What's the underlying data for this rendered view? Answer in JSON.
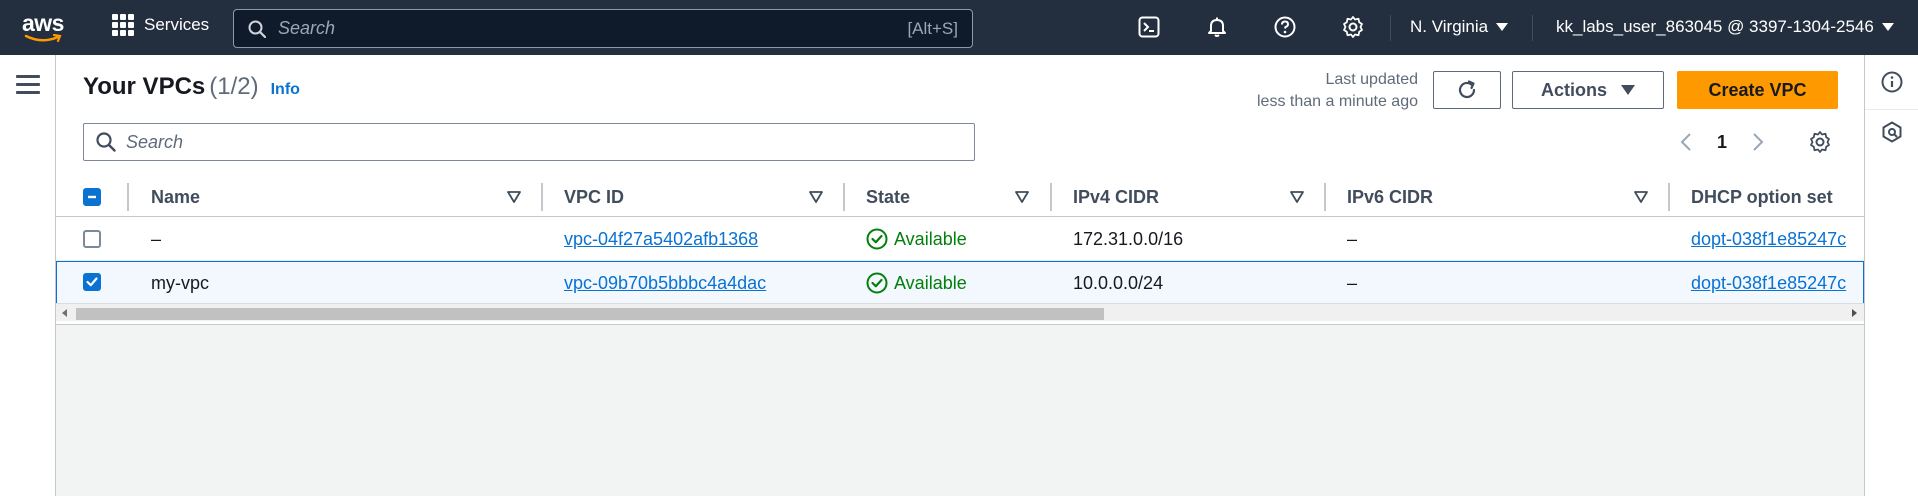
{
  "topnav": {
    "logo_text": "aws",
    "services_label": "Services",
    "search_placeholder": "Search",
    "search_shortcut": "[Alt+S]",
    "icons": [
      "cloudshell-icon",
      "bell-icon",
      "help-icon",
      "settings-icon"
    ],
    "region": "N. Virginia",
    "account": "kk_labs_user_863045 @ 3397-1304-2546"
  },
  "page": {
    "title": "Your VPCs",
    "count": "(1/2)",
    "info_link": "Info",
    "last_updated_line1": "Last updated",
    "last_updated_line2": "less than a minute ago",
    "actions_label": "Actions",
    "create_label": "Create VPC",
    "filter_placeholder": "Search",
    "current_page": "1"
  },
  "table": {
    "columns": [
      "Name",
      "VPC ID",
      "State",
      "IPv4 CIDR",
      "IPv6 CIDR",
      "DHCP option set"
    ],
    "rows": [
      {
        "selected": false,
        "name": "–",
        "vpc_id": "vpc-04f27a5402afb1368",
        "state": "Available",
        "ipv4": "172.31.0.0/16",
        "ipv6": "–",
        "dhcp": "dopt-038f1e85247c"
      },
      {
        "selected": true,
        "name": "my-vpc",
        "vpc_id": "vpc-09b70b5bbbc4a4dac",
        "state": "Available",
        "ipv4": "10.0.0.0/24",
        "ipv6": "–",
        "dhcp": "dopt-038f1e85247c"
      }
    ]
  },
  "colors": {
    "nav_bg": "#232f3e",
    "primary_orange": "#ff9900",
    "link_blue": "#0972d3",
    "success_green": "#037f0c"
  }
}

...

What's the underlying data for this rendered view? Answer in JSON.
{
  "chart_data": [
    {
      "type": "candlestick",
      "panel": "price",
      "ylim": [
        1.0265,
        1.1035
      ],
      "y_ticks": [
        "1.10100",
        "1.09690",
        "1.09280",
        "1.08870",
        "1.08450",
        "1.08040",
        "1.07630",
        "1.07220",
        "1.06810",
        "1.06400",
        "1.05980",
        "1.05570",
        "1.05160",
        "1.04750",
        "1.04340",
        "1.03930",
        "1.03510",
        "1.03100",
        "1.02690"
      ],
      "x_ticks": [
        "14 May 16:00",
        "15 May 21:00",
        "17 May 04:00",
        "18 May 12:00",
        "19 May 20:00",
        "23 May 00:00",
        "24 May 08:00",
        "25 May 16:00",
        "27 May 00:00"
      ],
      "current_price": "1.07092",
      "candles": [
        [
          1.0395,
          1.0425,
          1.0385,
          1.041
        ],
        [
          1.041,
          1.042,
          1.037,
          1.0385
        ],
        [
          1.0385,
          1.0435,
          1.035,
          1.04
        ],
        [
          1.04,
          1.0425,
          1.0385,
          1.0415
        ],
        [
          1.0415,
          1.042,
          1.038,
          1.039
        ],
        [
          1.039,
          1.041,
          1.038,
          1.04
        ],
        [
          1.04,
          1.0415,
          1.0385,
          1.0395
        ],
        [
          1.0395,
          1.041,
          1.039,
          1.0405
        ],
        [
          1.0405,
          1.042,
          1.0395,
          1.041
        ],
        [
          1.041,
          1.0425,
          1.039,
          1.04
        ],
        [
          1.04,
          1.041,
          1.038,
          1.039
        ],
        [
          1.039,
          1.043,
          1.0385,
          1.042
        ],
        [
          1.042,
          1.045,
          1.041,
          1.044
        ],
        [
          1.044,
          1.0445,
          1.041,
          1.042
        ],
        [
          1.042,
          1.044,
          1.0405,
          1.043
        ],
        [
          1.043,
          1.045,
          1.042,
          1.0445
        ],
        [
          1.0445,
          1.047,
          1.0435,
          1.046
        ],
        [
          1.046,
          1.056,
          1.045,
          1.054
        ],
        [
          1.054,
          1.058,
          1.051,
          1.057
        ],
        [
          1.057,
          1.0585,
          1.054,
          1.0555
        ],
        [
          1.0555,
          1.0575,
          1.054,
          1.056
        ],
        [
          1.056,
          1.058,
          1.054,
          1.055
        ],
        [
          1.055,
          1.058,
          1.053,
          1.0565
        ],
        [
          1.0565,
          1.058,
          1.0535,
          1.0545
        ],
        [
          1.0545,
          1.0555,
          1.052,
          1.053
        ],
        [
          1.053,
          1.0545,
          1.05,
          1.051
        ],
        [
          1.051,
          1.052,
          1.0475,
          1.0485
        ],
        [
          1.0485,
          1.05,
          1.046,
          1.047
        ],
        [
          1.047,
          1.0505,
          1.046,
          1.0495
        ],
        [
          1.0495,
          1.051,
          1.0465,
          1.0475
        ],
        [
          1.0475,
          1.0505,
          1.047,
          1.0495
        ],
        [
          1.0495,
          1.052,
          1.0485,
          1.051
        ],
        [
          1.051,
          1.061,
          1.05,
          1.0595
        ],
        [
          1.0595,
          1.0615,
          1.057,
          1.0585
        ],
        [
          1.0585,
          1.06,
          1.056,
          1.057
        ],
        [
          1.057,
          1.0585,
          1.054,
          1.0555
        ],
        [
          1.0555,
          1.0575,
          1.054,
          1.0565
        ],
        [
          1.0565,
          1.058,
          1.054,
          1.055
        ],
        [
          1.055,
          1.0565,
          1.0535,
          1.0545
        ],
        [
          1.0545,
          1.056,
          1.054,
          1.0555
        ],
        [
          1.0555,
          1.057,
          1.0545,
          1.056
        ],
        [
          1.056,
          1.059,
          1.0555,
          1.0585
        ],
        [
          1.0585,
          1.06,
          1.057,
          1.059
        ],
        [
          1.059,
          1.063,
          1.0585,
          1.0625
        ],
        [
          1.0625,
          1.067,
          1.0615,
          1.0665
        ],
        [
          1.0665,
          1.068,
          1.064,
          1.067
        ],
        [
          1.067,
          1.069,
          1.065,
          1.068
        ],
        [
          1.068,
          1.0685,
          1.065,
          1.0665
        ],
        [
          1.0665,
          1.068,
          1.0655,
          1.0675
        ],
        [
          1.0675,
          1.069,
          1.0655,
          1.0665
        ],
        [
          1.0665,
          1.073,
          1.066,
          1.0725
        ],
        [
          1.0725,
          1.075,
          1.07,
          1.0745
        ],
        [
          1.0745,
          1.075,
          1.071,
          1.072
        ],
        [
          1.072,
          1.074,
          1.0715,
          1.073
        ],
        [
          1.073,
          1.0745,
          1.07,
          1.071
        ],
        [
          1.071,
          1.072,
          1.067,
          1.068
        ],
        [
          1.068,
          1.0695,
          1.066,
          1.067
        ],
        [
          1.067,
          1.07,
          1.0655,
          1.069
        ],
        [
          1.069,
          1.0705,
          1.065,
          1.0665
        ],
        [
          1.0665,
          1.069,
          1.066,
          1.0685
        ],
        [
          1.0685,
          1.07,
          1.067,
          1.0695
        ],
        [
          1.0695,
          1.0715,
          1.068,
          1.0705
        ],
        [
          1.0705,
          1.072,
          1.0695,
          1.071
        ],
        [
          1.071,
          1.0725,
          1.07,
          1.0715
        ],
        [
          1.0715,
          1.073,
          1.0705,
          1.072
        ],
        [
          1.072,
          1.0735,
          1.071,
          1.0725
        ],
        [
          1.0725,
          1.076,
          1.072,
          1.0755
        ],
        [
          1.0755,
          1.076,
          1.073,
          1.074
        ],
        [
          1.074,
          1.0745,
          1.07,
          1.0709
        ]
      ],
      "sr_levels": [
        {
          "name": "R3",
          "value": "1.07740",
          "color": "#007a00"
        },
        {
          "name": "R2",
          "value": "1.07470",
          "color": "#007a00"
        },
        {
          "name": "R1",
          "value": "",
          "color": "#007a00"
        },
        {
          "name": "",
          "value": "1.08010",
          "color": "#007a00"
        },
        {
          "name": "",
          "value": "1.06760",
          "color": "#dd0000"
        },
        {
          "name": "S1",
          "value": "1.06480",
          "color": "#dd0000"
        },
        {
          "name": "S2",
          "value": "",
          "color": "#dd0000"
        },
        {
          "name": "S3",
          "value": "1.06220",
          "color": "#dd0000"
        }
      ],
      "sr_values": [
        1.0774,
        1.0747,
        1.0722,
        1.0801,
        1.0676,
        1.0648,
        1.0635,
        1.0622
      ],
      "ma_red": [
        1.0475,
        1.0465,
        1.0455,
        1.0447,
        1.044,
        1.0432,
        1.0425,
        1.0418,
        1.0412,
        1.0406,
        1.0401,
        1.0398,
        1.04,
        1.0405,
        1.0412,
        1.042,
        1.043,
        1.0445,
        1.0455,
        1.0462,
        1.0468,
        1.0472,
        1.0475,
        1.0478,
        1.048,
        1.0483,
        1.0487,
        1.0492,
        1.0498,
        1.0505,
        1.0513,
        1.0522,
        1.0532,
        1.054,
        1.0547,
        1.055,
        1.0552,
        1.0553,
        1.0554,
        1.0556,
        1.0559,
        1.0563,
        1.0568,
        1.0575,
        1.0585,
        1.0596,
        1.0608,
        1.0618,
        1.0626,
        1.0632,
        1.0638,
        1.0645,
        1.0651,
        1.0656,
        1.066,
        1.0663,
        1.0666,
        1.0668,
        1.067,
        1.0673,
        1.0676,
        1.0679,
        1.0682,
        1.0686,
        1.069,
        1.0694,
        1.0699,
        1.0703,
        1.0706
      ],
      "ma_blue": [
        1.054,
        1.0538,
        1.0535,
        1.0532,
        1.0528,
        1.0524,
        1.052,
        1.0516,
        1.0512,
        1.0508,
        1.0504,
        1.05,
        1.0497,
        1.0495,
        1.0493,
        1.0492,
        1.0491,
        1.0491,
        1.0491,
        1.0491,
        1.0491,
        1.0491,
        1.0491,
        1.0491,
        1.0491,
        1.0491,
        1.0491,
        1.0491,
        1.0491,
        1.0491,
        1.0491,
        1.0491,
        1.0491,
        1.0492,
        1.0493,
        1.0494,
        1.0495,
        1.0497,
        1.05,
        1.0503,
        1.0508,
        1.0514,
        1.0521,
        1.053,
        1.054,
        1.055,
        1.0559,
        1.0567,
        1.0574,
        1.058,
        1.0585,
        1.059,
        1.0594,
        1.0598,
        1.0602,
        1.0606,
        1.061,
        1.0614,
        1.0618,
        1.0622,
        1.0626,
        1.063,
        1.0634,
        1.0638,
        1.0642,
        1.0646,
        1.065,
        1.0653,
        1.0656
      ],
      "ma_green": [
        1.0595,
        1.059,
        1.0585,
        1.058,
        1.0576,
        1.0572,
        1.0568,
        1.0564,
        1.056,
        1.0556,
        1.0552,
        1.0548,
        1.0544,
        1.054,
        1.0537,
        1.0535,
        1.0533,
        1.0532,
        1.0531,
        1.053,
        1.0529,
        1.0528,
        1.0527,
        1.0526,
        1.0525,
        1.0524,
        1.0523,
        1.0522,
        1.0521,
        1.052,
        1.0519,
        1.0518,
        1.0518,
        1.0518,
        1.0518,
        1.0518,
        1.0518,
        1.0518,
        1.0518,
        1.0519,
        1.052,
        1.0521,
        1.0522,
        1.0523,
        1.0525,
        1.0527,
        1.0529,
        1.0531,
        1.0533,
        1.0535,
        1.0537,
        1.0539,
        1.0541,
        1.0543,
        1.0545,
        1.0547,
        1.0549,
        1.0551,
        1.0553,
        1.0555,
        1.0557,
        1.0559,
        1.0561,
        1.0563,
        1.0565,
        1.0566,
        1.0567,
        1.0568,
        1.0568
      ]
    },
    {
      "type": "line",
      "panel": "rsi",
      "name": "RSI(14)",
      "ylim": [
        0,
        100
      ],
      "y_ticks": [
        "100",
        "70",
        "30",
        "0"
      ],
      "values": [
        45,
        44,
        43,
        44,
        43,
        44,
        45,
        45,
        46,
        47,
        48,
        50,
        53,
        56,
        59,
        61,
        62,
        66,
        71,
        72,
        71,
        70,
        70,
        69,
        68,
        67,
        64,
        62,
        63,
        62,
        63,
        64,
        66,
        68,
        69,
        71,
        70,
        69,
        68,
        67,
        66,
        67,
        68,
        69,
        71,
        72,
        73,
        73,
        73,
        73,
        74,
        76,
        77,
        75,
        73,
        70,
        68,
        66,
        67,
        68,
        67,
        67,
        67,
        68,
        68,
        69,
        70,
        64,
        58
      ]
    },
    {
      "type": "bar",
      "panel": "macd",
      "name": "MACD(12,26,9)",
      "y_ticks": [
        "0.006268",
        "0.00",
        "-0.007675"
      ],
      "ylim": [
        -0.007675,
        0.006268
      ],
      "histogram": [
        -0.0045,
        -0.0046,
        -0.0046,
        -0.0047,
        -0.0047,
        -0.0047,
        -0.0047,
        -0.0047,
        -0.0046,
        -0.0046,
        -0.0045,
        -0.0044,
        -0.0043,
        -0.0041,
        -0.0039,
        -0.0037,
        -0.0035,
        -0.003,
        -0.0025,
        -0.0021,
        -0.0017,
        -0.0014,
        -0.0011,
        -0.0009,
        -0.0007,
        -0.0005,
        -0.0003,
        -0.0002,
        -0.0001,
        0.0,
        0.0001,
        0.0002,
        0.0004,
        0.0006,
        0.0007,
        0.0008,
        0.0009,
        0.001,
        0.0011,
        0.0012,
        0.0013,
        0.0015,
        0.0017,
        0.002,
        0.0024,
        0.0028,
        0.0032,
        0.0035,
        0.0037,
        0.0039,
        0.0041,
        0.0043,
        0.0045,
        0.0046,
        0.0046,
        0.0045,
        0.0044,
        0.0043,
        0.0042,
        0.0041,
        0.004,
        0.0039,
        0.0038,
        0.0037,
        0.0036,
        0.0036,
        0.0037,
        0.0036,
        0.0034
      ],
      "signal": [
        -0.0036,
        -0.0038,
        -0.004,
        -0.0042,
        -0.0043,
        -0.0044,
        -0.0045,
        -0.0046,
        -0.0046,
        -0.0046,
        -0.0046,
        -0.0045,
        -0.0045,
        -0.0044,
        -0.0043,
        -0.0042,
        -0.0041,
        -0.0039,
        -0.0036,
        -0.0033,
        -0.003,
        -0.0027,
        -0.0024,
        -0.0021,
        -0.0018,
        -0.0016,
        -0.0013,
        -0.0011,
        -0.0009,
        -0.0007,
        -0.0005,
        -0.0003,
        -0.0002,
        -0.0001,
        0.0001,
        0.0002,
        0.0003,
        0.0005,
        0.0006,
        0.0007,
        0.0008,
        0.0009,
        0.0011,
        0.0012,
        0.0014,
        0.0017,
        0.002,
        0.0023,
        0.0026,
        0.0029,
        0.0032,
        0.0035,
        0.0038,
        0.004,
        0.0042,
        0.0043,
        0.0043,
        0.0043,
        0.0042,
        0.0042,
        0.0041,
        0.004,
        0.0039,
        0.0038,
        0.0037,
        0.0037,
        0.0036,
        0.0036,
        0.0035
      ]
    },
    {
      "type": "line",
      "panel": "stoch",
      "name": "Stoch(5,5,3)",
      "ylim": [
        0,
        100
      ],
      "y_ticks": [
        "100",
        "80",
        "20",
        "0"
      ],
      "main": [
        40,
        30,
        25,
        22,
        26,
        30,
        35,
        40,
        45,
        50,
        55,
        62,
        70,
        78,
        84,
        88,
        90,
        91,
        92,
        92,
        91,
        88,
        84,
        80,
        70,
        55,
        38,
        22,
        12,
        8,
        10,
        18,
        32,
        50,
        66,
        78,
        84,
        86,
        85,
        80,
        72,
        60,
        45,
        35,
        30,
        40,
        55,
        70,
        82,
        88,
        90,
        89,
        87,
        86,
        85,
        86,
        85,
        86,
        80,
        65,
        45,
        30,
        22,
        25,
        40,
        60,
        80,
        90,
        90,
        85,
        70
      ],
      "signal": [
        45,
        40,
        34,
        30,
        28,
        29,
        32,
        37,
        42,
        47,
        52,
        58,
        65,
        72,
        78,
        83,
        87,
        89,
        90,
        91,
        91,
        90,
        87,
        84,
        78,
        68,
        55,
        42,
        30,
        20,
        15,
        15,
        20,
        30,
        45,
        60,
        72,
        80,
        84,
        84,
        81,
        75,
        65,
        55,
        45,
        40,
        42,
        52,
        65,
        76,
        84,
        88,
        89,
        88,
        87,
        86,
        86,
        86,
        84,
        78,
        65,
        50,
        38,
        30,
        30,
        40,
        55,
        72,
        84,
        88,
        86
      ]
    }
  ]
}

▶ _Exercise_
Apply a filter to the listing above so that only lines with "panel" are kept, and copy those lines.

▶ _Answer to the problem_
      "panel": "price",
      "panel": "rsi",
      "panel": "macd",
      "panel": "stoch",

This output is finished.